• [Task requirements]:
With no edits of any kind, print each record that follows.

• [Given records]:
-----

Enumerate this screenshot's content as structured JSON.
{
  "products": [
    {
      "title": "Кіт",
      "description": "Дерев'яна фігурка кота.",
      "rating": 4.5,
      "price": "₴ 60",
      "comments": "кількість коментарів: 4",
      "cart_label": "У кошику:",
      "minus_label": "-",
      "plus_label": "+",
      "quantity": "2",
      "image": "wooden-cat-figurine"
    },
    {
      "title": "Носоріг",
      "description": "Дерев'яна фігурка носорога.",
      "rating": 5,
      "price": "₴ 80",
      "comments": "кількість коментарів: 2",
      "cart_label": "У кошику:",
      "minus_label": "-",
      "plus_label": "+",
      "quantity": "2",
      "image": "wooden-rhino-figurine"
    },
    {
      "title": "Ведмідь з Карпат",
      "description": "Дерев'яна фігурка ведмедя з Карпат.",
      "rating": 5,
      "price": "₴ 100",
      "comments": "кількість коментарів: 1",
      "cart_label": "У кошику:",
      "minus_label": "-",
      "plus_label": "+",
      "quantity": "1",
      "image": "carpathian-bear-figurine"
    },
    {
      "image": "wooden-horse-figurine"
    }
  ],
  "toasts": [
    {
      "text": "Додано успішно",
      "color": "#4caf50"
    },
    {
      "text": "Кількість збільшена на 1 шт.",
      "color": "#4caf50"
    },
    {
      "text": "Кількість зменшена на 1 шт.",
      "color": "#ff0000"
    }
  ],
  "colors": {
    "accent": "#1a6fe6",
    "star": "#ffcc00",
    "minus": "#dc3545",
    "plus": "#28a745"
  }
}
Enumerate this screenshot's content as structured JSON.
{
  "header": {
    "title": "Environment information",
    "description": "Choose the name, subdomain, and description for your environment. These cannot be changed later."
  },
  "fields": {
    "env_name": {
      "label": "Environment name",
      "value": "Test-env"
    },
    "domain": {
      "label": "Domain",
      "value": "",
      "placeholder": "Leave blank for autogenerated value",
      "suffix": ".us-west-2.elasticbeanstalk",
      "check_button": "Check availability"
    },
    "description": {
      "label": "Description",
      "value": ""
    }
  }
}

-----

• [Solution to the exercise]:
Enumerate this screenshot's content as structured JSON.
{
  "products": [
    {
      "title": "Кіт",
      "description": "Дерев'яна фігурка кота.",
      "rating": 4.5,
      "price": "₴ 60",
      "comments": "кількість коментарів: 4",
      "cart_label": "У кошику:",
      "minus_label": "-",
      "plus_label": "+",
      "quantity": "2",
      "image": "wooden-cat-figurine"
    },
    {
      "title": "Носоріг",
      "description": "Дерев'яна фігурка носорога.",
      "rating": 5,
      "price": "₴ 80",
      "comments": "кількість коментарів: 2",
      "cart_label": "У кошику:",
      "minus_label": "-",
      "plus_label": "+",
      "quantity": "2",
      "image": "wooden-rhino-figurine"
    },
    {
      "title": "Ведмідь з Карпат",
      "description": "Дерев'яна фігурка ведмедя з Карпат.",
      "rating": 5,
      "price": "₴ 100",
      "comments": "кількість коментарів: 1",
      "cart_label": "У кошику:",
      "minus_label": "-",
      "plus_label": "+",
      "quantity": "1",
      "image": "carpathian-bear-figurine"
    },
    {
      "image": "wooden-horse-figurine"
    }
  ],
  "toasts": [
    {
      "text": "Додано успішно",
      "color": "#4caf50"
    },
    {
      "text": "Кількість збільшена на 1 шт.",
      "color": "#4caf50"
    },
    {
      "text": "Кількість зменшена на 1 шт.",
      "color": "#ff0000"
    }
  ],
  "colors": {
    "accent": "#1a6fe6",
    "star": "#ffcc00",
    "minus": "#dc3545",
    "plus": "#28a745"
  }
}
Enumerate this screenshot's content as structured JSON.
{
  "header": {
    "title": "Environment information",
    "description": "Choose the name, subdomain, and description for your environment. These cannot be changed later."
  },
  "fields": {
    "env_name": {
      "label": "Environment name",
      "value": "Test-env"
    },
    "domain": {
      "label": "Domain",
      "value": "",
      "placeholder": "Leave blank for autogenerated value",
      "suffix": ".us-west-2.elasticbeanstalk",
      "check_button": "Check availability"
    },
    "description": {
      "label": "Description",
      "value": ""
    }
  }
}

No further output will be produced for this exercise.